LH: I don't prefer it, but I don't mind it either. Since I mostly make interventions into existing structures most of my works are a bit difficult to exhibit in a gallery. Nevertheless, what is nice about being part of an exhibition like for instance 'Speaking Out Loud' is the contextualization. It's interesting to see your own work in relation to the other works. But as an artist usually working outside of the gallery you are in a way forced to rethink and re-mediate your work so it fits into the institutionalized space of the exhibition.

SJ: That's what many artists working on the net do.
LH: With Gate Peepin' I decided to make a small booklet – a collection of texts generated by browsing different service platforms with the tool enabled. The book consists of seven chapters. Each chapter is a snapshot of a specific service, although none of the chapters explicitly refer to a service, but rather sort of displays the communication flow, which is specific for the given service. On the one hand, the publication is a collection of ready-made poetry and on the other it's a documentation of the software and its interventions. The book becomes a way to access the project independently from the internet and the service platforms, and is something which the visitors can take home with them. All in all I think an exhibition space can be an interesting place to contextualize my work as well as a way to reach a different audience. People coming to exhibitions often vary from those who otherwise would find Gate Peepin' on, say a mailing list or in the adds-on archive of Mozilla. So I guess that even if my works are hardly ever made for galleries, I think it can be meaningful when they are curated and contextualized.

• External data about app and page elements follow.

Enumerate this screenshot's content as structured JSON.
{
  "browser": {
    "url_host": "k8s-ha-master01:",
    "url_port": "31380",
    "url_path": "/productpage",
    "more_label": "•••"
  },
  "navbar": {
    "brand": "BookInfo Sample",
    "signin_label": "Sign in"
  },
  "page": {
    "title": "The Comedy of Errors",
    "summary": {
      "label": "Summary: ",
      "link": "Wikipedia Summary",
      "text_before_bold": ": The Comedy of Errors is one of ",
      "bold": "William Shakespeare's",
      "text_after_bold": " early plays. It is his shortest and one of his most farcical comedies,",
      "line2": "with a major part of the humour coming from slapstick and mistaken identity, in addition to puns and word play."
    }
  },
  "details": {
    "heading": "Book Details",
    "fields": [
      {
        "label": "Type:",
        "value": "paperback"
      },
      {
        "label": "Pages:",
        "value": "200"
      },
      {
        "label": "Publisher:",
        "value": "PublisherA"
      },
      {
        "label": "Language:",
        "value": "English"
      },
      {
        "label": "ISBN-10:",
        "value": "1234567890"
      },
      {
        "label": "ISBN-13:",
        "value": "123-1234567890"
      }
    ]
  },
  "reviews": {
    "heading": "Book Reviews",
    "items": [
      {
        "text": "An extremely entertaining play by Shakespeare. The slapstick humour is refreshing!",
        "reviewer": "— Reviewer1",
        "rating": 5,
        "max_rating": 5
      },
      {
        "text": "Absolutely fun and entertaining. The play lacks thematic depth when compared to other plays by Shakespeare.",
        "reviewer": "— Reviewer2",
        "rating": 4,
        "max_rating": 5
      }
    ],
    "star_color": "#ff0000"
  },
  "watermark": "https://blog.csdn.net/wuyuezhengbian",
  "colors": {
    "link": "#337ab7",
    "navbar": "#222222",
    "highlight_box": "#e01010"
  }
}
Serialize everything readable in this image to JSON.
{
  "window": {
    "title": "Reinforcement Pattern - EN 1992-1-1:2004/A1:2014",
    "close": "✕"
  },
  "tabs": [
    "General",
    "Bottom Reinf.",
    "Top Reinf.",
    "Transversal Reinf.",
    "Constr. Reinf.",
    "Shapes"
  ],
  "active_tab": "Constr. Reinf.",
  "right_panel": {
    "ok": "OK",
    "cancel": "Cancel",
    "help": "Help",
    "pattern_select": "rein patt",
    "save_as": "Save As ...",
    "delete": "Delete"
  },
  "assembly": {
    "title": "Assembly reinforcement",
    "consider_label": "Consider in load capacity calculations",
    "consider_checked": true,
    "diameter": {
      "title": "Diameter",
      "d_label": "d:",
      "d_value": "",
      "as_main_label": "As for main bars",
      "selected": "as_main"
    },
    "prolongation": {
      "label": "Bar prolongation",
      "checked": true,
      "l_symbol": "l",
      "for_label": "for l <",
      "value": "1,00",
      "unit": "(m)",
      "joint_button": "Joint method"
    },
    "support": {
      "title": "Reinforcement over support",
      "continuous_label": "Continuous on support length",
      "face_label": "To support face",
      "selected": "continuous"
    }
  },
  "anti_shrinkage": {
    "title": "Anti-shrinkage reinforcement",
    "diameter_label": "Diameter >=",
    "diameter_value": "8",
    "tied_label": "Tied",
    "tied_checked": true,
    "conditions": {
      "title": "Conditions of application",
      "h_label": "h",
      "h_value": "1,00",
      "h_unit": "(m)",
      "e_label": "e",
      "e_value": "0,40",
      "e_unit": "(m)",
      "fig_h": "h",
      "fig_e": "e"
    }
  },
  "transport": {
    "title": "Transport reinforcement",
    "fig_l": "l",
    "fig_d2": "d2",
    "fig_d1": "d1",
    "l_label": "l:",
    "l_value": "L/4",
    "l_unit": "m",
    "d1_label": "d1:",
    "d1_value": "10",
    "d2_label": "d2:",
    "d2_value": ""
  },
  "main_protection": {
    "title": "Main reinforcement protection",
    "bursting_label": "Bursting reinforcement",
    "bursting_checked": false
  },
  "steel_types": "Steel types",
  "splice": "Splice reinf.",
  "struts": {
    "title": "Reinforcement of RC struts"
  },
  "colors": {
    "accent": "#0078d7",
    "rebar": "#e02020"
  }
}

SJ: Are you taking this project further? Or is it a finished project now and you are working on something completely different?
LH: At the moment I'm working on a different project. It is a public installation founded by the Danish Arts Council and an intervention into a wireless public network. However, this new project also deals with the premises of a public media sphere, and just as Gate Peepin' and other previous works reflects on system incompleteness or control mechanisms inherent to what often is regarded as objective, and purely functional media structures. I guess that looking for, and revealing, hidden gaps in otherwise seemingly perfect structures is always part of my work. It is my main interest - maybe my own personal “while loop”.

type out / editing: Merel Kamp, Anna Hoetjes & Petra Heck

Susanne Jaschko & Linda Hilfling